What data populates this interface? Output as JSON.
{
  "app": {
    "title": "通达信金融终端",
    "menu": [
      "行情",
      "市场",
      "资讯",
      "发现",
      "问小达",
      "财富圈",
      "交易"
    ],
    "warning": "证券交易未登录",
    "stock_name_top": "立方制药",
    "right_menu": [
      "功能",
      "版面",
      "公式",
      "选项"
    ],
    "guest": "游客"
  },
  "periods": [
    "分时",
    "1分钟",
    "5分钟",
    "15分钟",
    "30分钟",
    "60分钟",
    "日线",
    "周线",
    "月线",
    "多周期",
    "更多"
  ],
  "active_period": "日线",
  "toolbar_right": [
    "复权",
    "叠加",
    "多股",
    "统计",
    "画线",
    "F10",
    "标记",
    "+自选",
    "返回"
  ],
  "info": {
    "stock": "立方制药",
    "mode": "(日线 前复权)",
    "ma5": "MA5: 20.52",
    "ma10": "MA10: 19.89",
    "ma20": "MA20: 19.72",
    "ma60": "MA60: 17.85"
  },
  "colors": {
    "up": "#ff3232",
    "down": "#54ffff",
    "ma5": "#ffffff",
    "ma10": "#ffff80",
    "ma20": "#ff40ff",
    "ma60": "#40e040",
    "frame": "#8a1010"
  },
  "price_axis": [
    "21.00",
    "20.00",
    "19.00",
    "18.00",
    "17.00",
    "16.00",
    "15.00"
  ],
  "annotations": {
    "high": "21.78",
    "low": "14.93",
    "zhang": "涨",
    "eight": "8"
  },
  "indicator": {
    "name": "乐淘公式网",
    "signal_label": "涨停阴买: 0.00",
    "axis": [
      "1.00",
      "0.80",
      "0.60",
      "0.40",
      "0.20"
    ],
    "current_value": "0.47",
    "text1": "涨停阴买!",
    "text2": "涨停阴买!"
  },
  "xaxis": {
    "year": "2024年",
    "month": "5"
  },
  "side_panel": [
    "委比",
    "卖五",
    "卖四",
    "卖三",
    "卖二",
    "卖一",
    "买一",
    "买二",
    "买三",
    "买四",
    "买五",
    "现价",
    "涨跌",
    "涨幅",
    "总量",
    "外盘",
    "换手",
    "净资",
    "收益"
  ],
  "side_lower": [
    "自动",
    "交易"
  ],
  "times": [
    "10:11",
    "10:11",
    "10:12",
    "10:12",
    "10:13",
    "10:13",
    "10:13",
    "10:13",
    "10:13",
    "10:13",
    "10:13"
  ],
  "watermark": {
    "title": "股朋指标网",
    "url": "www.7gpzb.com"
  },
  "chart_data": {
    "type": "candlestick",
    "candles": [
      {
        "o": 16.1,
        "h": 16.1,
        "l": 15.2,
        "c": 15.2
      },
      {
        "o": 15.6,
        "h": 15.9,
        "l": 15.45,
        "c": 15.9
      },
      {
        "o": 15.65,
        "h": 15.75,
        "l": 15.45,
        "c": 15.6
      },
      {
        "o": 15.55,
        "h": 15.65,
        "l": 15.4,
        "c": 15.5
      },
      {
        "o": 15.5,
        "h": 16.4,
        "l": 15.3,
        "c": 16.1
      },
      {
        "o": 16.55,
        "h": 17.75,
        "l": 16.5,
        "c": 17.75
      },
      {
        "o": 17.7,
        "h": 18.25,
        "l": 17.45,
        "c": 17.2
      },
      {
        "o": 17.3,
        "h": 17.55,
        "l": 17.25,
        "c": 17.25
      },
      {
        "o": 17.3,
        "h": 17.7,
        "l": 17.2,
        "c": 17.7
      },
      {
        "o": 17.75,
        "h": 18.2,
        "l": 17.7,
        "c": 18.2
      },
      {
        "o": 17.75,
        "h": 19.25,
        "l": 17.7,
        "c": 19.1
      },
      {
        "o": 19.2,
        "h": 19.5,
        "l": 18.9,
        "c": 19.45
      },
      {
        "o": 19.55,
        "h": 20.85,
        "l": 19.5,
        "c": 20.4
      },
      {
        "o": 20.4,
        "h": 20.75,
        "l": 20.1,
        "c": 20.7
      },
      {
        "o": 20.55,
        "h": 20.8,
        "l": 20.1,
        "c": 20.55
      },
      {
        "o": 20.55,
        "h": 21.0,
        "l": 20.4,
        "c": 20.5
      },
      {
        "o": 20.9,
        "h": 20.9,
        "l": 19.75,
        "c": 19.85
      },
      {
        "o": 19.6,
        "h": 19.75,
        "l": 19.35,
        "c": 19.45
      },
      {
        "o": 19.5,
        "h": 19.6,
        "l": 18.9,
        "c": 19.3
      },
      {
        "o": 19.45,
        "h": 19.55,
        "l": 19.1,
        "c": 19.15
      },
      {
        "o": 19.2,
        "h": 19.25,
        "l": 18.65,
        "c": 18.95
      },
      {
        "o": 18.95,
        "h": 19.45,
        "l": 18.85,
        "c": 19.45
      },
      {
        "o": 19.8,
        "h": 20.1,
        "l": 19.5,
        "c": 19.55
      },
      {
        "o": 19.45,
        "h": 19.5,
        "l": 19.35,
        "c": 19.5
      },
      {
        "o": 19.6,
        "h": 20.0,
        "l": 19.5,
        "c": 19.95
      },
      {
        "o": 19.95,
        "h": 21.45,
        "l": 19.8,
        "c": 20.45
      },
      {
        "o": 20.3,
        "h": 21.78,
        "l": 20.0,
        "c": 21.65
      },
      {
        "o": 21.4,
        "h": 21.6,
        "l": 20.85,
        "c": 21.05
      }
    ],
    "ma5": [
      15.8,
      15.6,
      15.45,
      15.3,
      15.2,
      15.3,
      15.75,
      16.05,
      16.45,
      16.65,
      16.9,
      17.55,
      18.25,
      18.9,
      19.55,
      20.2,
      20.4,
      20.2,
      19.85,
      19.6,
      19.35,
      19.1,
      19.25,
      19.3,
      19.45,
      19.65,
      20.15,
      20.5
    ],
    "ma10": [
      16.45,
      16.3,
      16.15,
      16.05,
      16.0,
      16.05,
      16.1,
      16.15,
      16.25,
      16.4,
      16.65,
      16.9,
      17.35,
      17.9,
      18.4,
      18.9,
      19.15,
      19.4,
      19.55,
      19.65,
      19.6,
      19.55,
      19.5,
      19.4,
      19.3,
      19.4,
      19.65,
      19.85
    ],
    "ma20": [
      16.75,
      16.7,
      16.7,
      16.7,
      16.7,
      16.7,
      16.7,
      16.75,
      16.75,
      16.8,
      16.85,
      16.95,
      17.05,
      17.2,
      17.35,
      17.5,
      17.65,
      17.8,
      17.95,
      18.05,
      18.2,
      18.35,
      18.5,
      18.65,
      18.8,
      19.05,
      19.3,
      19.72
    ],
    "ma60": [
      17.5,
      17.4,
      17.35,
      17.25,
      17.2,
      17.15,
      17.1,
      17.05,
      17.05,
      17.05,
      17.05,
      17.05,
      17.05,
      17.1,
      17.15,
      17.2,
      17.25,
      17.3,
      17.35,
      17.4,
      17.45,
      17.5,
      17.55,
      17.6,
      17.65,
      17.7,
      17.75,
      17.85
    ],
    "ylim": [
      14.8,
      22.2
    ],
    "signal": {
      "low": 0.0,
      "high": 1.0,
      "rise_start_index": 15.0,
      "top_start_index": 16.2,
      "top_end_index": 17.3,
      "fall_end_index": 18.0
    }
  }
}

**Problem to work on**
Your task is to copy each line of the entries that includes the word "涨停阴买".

**Response**
    "signal_label": "涨停阴买: 0.00",
    "text1": "涨停阴买!",
    "text2": "涨停阴买!"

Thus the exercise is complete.